By Megan Hart, CPA Insider
While at a past job, Rumbi Bwerinofa-Petrozzello, CPA/CFF, worked on a team with one other Black woman. They looked nothing alike, but that didn't stop her colleagues from getting them confused, said Bwerinofa-Petrozzello, principal at Rock Forensics LLC in Brooklyn, N.Y.
"I'd have people come up to me and ask me about something she was supposed to be working on," she said.
That's just one example of a microaggression in the workplace. No one enjoys being confused for someone else, especially if they are the only two members of a minority group in the room. It insinuates that colleagues don't want to take the time to learn their names.
Microaggressions "are everyday experiences people have that serve to invalidate their racial realities," said Helen A. Neville, Ph.D., a professor of educational psychology and African American studies at the University of Illinois at Urbana-Champaign. "These can be intentional or unintentional, and they reflect the myth of white supremacy in our society."
The term "microaggression" was originally coined by Chester M. Pierce, a Black psychiatrist, in the 1970s, Neville said. The term has evolved and gained popularity through the work of Derald Wing Sue, a Columbia University psychology professor. Though the prefix might imply they're insignificant, microaggressions are anything but.
Some microaggressions people experience at work include:
- Members of minority groups being told they speak English well, asked where they're really from, or treated in other ways that imply they're not from the United States.
- Comments or jokes about a person's religious or cultural attire, regardless of whether they're in the room.
- Actions based on stereotypes, like asking an Asian person to help with a math problem, clutching your purse if a Black person steps into the elevator, or assuming your gay male co-worker needs help understanding sports metaphors used in the business world, like "calling an audible" or "full-court press."
- Assumptions based on race and gender roles, like asking a woman to perform an administrative task regardless of her job title or guessing the white man in a meeting, not the person of color, is the project leader.
It's important that everyone in a workplace understands what microaggressions are if there's any hope for eliminating them, and it seems now people are paying closer attention. Recent events have sparked a national reckoning on race, and Bwerinofa-Petrozzello, president-elect of the New York State Society of CPAs, said the topic of microaggressions has come up in more discussions.
In a professional setting, microaggressions can hinder the growth or retention of employees, Bwerinofa-Petrozzello said, comparing them to death by a thousand cuts. Microaggressions can also drive away clients.
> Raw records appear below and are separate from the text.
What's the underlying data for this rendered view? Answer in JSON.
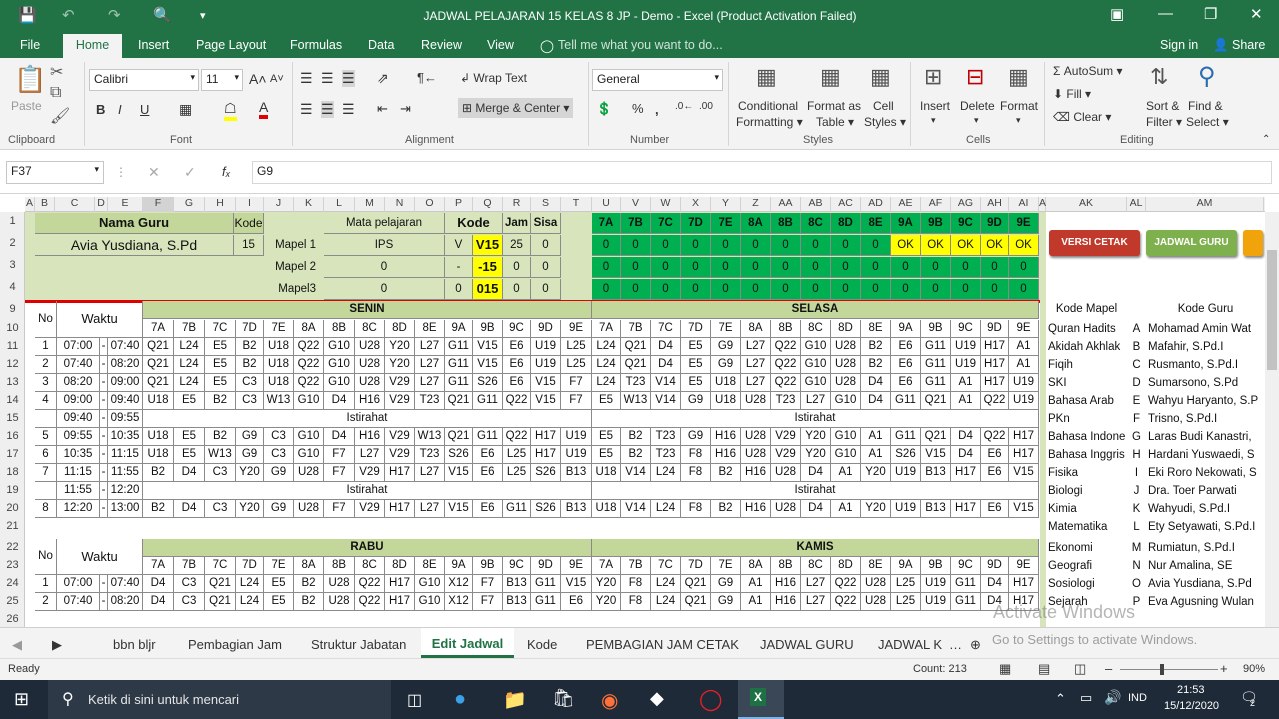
{
  "title": "JADWAL PELAJARAN 15 KELAS 8 JP - Demo - Excel (Product Activation Failed)",
  "ribbon_tabs": [
    "File",
    "Home",
    "Insert",
    "Page Layout",
    "Formulas",
    "Data",
    "Review",
    "View"
  ],
  "tell_me": "Tell me what you want to do...",
  "sign_in": "Sign in",
  "share": "Share",
  "ribbon": {
    "paste": "Paste",
    "clipboard": "Clipboard",
    "font_name": "Calibri",
    "font_size": "11",
    "font": "Font",
    "bold": "B",
    "italic": "I",
    "underline": "U",
    "wrap_text": "Wrap Text",
    "merge_center": "Merge & Center",
    "alignment": "Alignment",
    "number_format": "General",
    "number": "Number",
    "cond1": "Conditional",
    "cond2": "Formatting",
    "fmt1": "Format as",
    "fmt2": "Table",
    "cs1": "Cell",
    "cs2": "Styles",
    "styles": "Styles",
    "insert": "Insert",
    "delete": "Delete",
    "format": "Format",
    "cells": "Cells",
    "autosum": "AutoSum",
    "fill": "Fill",
    "clear": "Clear",
    "sort1": "Sort &",
    "sort2": "Filter",
    "find1": "Find &",
    "find2": "Select",
    "editing": "Editing"
  },
  "name_box": "F37",
  "formula": "G9",
  "cols": [
    "A",
    "B",
    "C",
    "D",
    "E",
    "F",
    "G",
    "H",
    "I",
    "J",
    "K",
    "L",
    "M",
    "N",
    "O",
    "P",
    "Q",
    "R",
    "S",
    "T",
    "U",
    "V",
    "W",
    "X",
    "Y",
    "Z",
    "AA",
    "AB",
    "AC",
    "AD",
    "AE",
    "AF",
    "AG",
    "AH",
    "AI",
    "A",
    "AK",
    "AL",
    "AM"
  ],
  "rows": [
    "1",
    "2",
    "3",
    "4",
    "9",
    "10",
    "11",
    "12",
    "13",
    "14",
    "15",
    "16",
    "17",
    "18",
    "19",
    "20",
    "21",
    "22",
    "23",
    "24",
    "25",
    "26"
  ],
  "top": {
    "nama_guru_label": "Nama Guru",
    "kode_label": "Kode",
    "teacher": "Avia Yusdiana, S.Pd",
    "teacher_code": "15",
    "mapel_label": "Mata pelajaran",
    "kode2": "Kode",
    "jam": "Jam",
    "sisa": "Sisa",
    "m1": "Mapel 1",
    "m2": "Mapel 2",
    "m3": "Mapel3",
    "m1_subj": "IPS",
    "m1_flag": "V",
    "m1_code": "V15",
    "m1_jam": "25",
    "m1_sisa": "0",
    "m2_subj": "0",
    "m2_flag": "-",
    "m2_code": "-15",
    "m2_jam": "0",
    "m2_sisa": "0",
    "m3_subj": "0",
    "m3_flag": "0",
    "m3_code": "015",
    "m3_jam": "0",
    "m3_sisa": "0",
    "classes": [
      "7A",
      "7B",
      "7C",
      "7D",
      "7E",
      "8A",
      "8B",
      "8C",
      "8D",
      "8E",
      "9A",
      "9B",
      "9C",
      "9D",
      "9E"
    ],
    "row2": [
      "0",
      "0",
      "0",
      "0",
      "0",
      "0",
      "0",
      "0",
      "0",
      "0",
      "OK",
      "OK",
      "OK",
      "OK",
      "OK"
    ],
    "row3": [
      "0",
      "0",
      "0",
      "0",
      "0",
      "0",
      "0",
      "0",
      "0",
      "0",
      "0",
      "0",
      "0",
      "0",
      "0"
    ],
    "row4": [
      "0",
      "0",
      "0",
      "0",
      "0",
      "0",
      "0",
      "0",
      "0",
      "0",
      "0",
      "0",
      "0",
      "0",
      "0"
    ]
  },
  "buttons": {
    "versi_cetak": "VERSI CETAK",
    "jadwal_guru": "JADWAL GURU"
  },
  "sched": {
    "no": "No",
    "waktu": "Waktu",
    "day1": "SENIN",
    "day2": "SELASA",
    "day3": "RABU",
    "day4": "KAMIS",
    "istirahat": "Istirahat",
    "rows": [
      {
        "no": "1",
        "t1": "07:00",
        "t2": "07:40",
        "a": [
          "Q21",
          "L24",
          "E5",
          "B2",
          "U18",
          "Q22",
          "G10",
          "U28",
          "Y20",
          "L27",
          "G11",
          "V15",
          "E6",
          "U19",
          "L25"
        ],
        "b": [
          "L24",
          "Q21",
          "D4",
          "E5",
          "G9",
          "L27",
          "Q22",
          "G10",
          "U28",
          "B2",
          "E6",
          "G11",
          "U19",
          "H17",
          "A1"
        ]
      },
      {
        "no": "2",
        "t1": "07:40",
        "t2": "08:20",
        "a": [
          "Q21",
          "L24",
          "E5",
          "B2",
          "U18",
          "Q22",
          "G10",
          "U28",
          "Y20",
          "L27",
          "G11",
          "V15",
          "E6",
          "U19",
          "L25"
        ],
        "b": [
          "L24",
          "Q21",
          "D4",
          "E5",
          "G9",
          "L27",
          "Q22",
          "G10",
          "U28",
          "B2",
          "E6",
          "G11",
          "U19",
          "H17",
          "A1"
        ]
      },
      {
        "no": "3",
        "t1": "08:20",
        "t2": "09:00",
        "a": [
          "Q21",
          "L24",
          "E5",
          "C3",
          "U18",
          "Q22",
          "G10",
          "U28",
          "V29",
          "L27",
          "G11",
          "S26",
          "E6",
          "V15",
          "F7"
        ],
        "b": [
          "L24",
          "T23",
          "V14",
          "E5",
          "U18",
          "L27",
          "Q22",
          "G10",
          "U28",
          "D4",
          "E6",
          "G11",
          "A1",
          "H17",
          "U19"
        ]
      },
      {
        "no": "4",
        "t1": "09:00",
        "t2": "09:40",
        "a": [
          "U18",
          "E5",
          "B2",
          "C3",
          "W13",
          "G10",
          "D4",
          "H16",
          "V29",
          "T23",
          "Q21",
          "G11",
          "Q22",
          "V15",
          "F7"
        ],
        "b": [
          "E5",
          "W13",
          "V14",
          "G9",
          "U18",
          "U28",
          "T23",
          "L27",
          "G10",
          "D4",
          "G11",
          "Q21",
          "A1",
          "Q22",
          "U19"
        ]
      },
      {
        "no": "",
        "t1": "09:40",
        "t2": "09:55",
        "break": true
      },
      {
        "no": "5",
        "t1": "09:55",
        "t2": "10:35",
        "a": [
          "U18",
          "E5",
          "B2",
          "G9",
          "C3",
          "G10",
          "D4",
          "H16",
          "V29",
          "W13",
          "Q21",
          "G11",
          "Q22",
          "H17",
          "U19"
        ],
        "b": [
          "E5",
          "B2",
          "T23",
          "G9",
          "H16",
          "U28",
          "V29",
          "Y20",
          "G10",
          "A1",
          "G11",
          "Q21",
          "D4",
          "Q22",
          "H17"
        ]
      },
      {
        "no": "6",
        "t1": "10:35",
        "t2": "11:15",
        "a": [
          "U18",
          "E5",
          "W13",
          "G9",
          "C3",
          "G10",
          "F7",
          "L27",
          "V29",
          "T23",
          "S26",
          "E6",
          "L25",
          "H17",
          "U19"
        ],
        "b": [
          "E5",
          "B2",
          "T23",
          "F8",
          "H16",
          "U28",
          "V29",
          "Y20",
          "G10",
          "A1",
          "S26",
          "V15",
          "D4",
          "E6",
          "H17"
        ]
      },
      {
        "no": "7",
        "t1": "11:15",
        "t2": "11:55",
        "a": [
          "B2",
          "D4",
          "C3",
          "Y20",
          "G9",
          "U28",
          "F7",
          "V29",
          "H17",
          "L27",
          "V15",
          "E6",
          "L25",
          "S26",
          "B13"
        ],
        "b": [
          "U18",
          "V14",
          "L24",
          "F8",
          "B2",
          "H16",
          "U28",
          "D4",
          "A1",
          "Y20",
          "U19",
          "B13",
          "H17",
          "E6",
          "V15"
        ]
      },
      {
        "no": "",
        "t1": "11:55",
        "t2": "12:20",
        "break": true
      },
      {
        "no": "8",
        "t1": "12:20",
        "t2": "13:00",
        "a": [
          "B2",
          "D4",
          "C3",
          "Y20",
          "G9",
          "U28",
          "F7",
          "V29",
          "H17",
          "L27",
          "V15",
          "E6",
          "G11",
          "S26",
          "B13"
        ],
        "b": [
          "U18",
          "V14",
          "L24",
          "F8",
          "B2",
          "H16",
          "U28",
          "D4",
          "A1",
          "Y20",
          "U19",
          "B13",
          "H17",
          "E6",
          "V15"
        ]
      }
    ],
    "rows2": [
      {
        "no": "1",
        "t1": "07:00",
        "t2": "07:40",
        "a": [
          "D4",
          "C3",
          "Q21",
          "L24",
          "E5",
          "B2",
          "U28",
          "Q22",
          "H17",
          "G10",
          "X12",
          "F7",
          "B13",
          "G11",
          "V15"
        ],
        "b": [
          "Y20",
          "F8",
          "L24",
          "Q21",
          "G9",
          "A1",
          "H16",
          "L27",
          "Q22",
          "U28",
          "L25",
          "U19",
          "G11",
          "D4",
          "H17"
        ]
      },
      {
        "no": "2",
        "t1": "07:40",
        "t2": "08:20",
        "a": [
          "D4",
          "C3",
          "Q21",
          "L24",
          "E5",
          "B2",
          "U28",
          "Q22",
          "H17",
          "G10",
          "X12",
          "F7",
          "B13",
          "G11",
          "E6"
        ],
        "b": [
          "Y20",
          "F8",
          "L24",
          "Q21",
          "G9",
          "A1",
          "H16",
          "L27",
          "Q22",
          "U28",
          "L25",
          "U19",
          "G11",
          "D4",
          "H17"
        ]
      }
    ]
  },
  "side": {
    "kode_mapel": "Kode Mapel",
    "kode_guru": "Kode Guru",
    "items": [
      {
        "m": "Quran Hadits",
        "k": "A",
        "g": "Mohamad Amin Wat"
      },
      {
        "m": "Akidah Akhlak",
        "k": "B",
        "g": "Mafahir, S.Pd.I"
      },
      {
        "m": "Fiqih",
        "k": "C",
        "g": "Rusmanto, S.Pd.I"
      },
      {
        "m": "SKI",
        "k": "D",
        "g": "Sumarsono, S.Pd"
      },
      {
        "m": "Bahasa Arab",
        "k": "E",
        "g": "Wahyu Haryanto, S.P"
      },
      {
        "m": "PKn",
        "k": "F",
        "g": "Trisno, S.Pd.I"
      },
      {
        "m": "Bahasa Indone",
        "k": "G",
        "g": "Laras Budi Kanastri,"
      },
      {
        "m": "Bahasa Inggris",
        "k": "H",
        "g": "Hardani Yuswaedi, S"
      },
      {
        "m": "Fisika",
        "k": "I",
        "g": "Eki Roro Nekowati, S"
      },
      {
        "m": "Biologi",
        "k": "J",
        "g": "Dra. Toer Parwati"
      },
      {
        "m": "Kimia",
        "k": "K",
        "g": "Wahyudi, S.Pd.I"
      },
      {
        "m": "Matematika",
        "k": "L",
        "g": "Ety Setyawati, S.Pd.I"
      },
      {
        "m": "Ekonomi",
        "k": "M",
        "g": "Rumiatun, S.Pd.I"
      },
      {
        "m": "Geografi",
        "k": "N",
        "g": "Nur Amalina, SE"
      },
      {
        "m": "Sosiologi",
        "k": "O",
        "g": "Avia Yusdiana, S.Pd"
      },
      {
        "m": "Sejarah",
        "k": "P",
        "g": "Eva Agusning Wulan"
      }
    ]
  },
  "sheet_tabs": [
    "bbn bljr",
    "Pembagian Jam",
    "Struktur Jabatan",
    "Edit Jadwal",
    "Kode",
    "PEMBAGIAN JAM CETAK",
    "JADWAL GURU",
    "JADWAL K"
  ],
  "status": {
    "ready": "Ready",
    "count": "Count: 213",
    "zoom": "90%"
  },
  "watermark1": "Activate Windows",
  "watermark2": "Go to Settings to activate Windows.",
  "taskbar": {
    "search": "Ketik di sini untuk mencari",
    "lang": "IND",
    "time": "21:53",
    "date": "15/12/2020",
    "notif": "2"
  }
}
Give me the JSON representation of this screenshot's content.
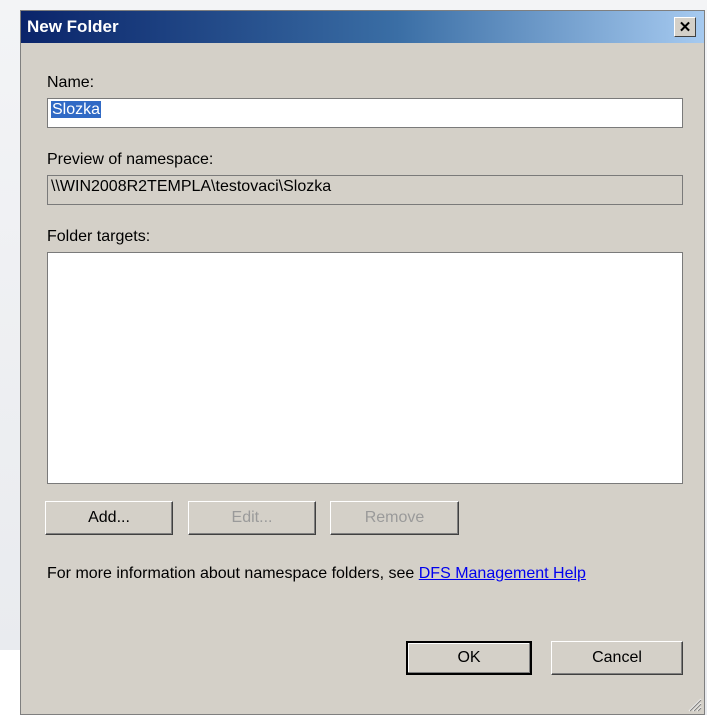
{
  "dialog": {
    "title": "New Folder",
    "close_icon": "close-icon"
  },
  "name": {
    "label": "Name:",
    "value": "Slozka"
  },
  "preview": {
    "label": "Preview of namespace:",
    "value": "\\\\WIN2008R2TEMPLA\\testovaci\\Slozka"
  },
  "targets": {
    "label": "Folder targets:",
    "items": []
  },
  "buttons": {
    "add": "Add...",
    "edit": "Edit...",
    "remove": "Remove",
    "ok": "OK",
    "cancel": "Cancel"
  },
  "info": {
    "text": "For more information about namespace folders, see ",
    "link": "DFS Management Help"
  }
}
Though there are no easy fixes, here are four steps firms and individuals can take to make sure microaggressions are not part of their organization.Continue reading